[[ Extracted records, beginning ]]

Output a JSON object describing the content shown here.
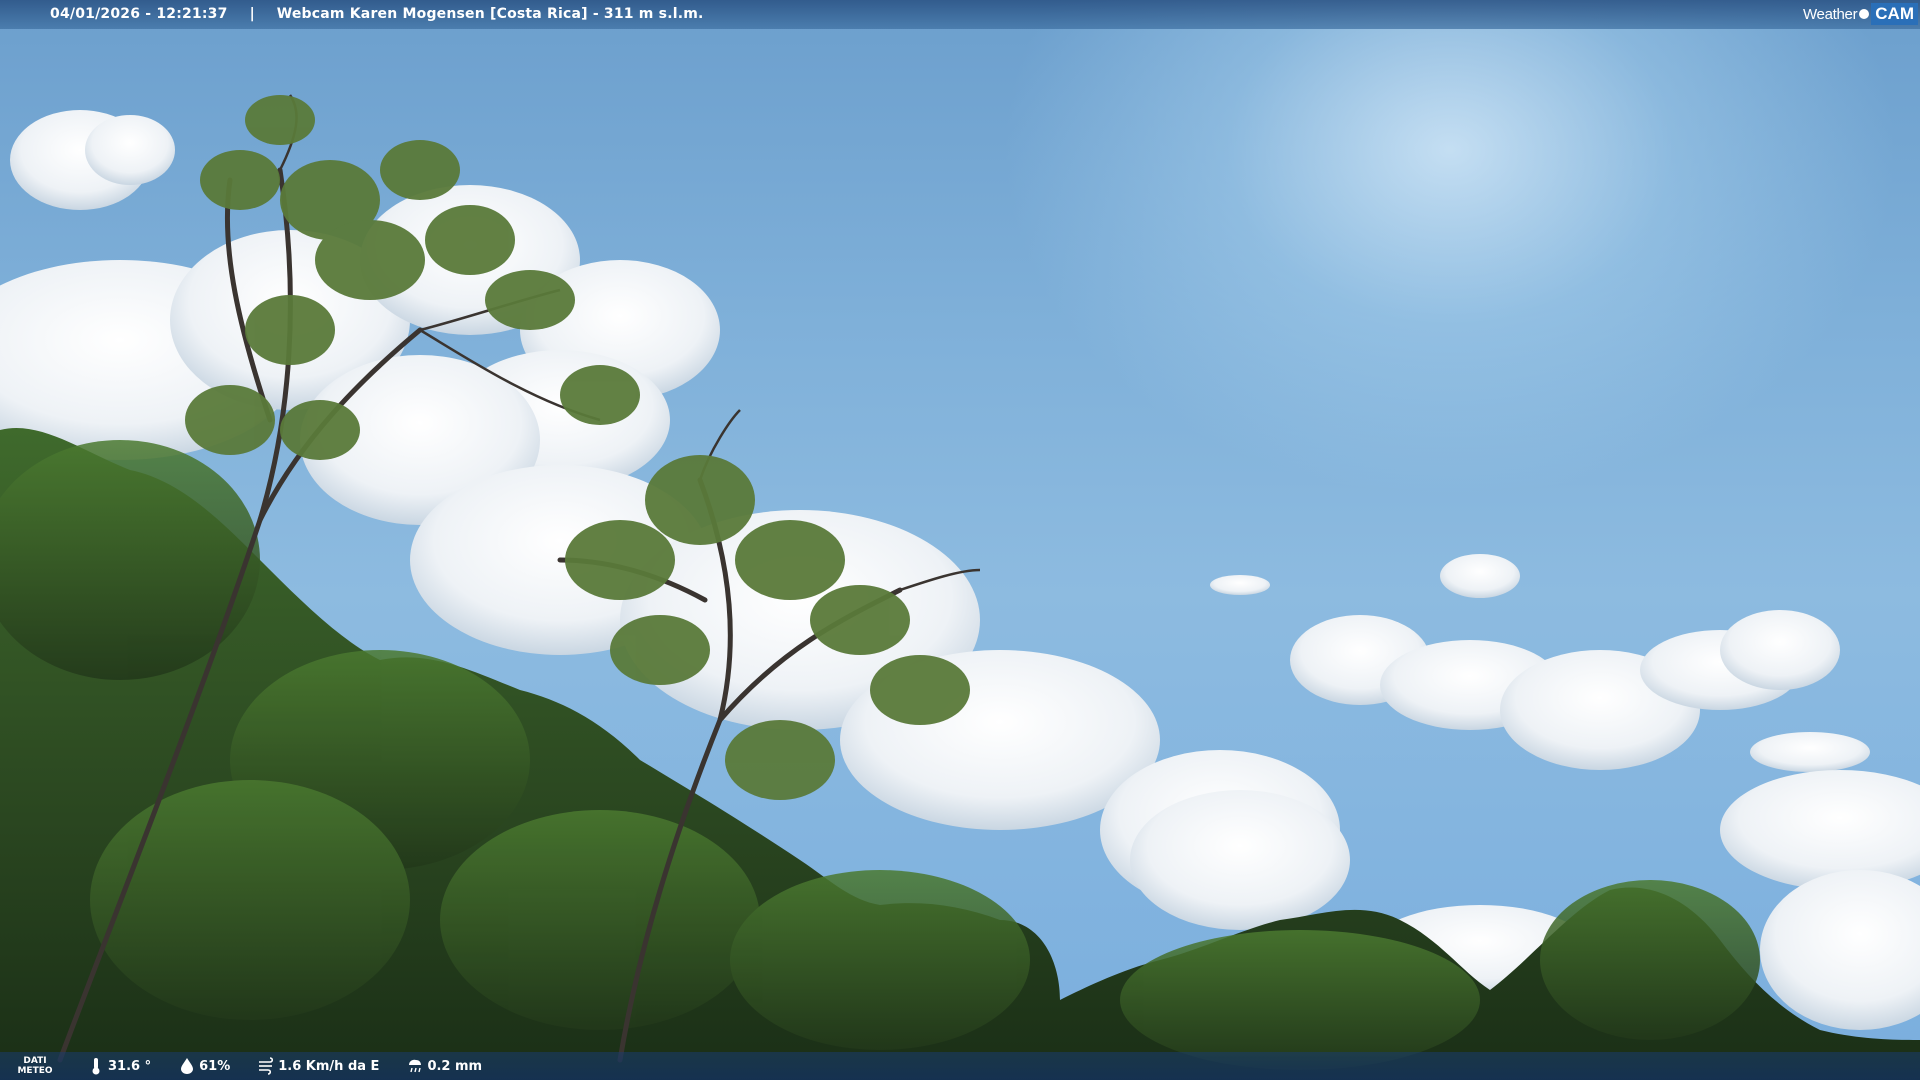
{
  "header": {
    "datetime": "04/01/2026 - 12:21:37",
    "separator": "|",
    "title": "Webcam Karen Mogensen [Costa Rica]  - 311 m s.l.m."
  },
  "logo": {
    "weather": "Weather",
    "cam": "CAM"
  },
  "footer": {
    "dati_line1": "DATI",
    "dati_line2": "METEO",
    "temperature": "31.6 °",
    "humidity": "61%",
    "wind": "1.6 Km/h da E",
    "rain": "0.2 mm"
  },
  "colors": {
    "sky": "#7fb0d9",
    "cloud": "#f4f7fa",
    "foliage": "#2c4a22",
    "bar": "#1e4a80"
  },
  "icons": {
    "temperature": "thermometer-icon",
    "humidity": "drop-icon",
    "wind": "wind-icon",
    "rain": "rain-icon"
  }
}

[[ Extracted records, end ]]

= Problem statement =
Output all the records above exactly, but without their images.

= Solved problem =
Output a JSON object describing the content shown here.
{
  "header": {
    "datetime": "04/01/2026 - 12:21:37",
    "separator": "|",
    "title": "Webcam Karen Mogensen [Costa Rica]  - 311 m s.l.m."
  },
  "logo": {
    "weather": "Weather",
    "cam": "CAM"
  },
  "footer": {
    "dati_line1": "DATI",
    "dati_line2": "METEO",
    "temperature": "31.6 °",
    "humidity": "61%",
    "wind": "1.6 Km/h da E",
    "rain": "0.2 mm"
  },
  "colors": {
    "sky": "#7fb0d9",
    "cloud": "#f4f7fa",
    "foliage": "#2c4a22",
    "bar": "#1e4a80"
  },
  "icons": {
    "temperature": "thermometer-icon",
    "humidity": "drop-icon",
    "wind": "wind-icon",
    "rain": "rain-icon"
  }
}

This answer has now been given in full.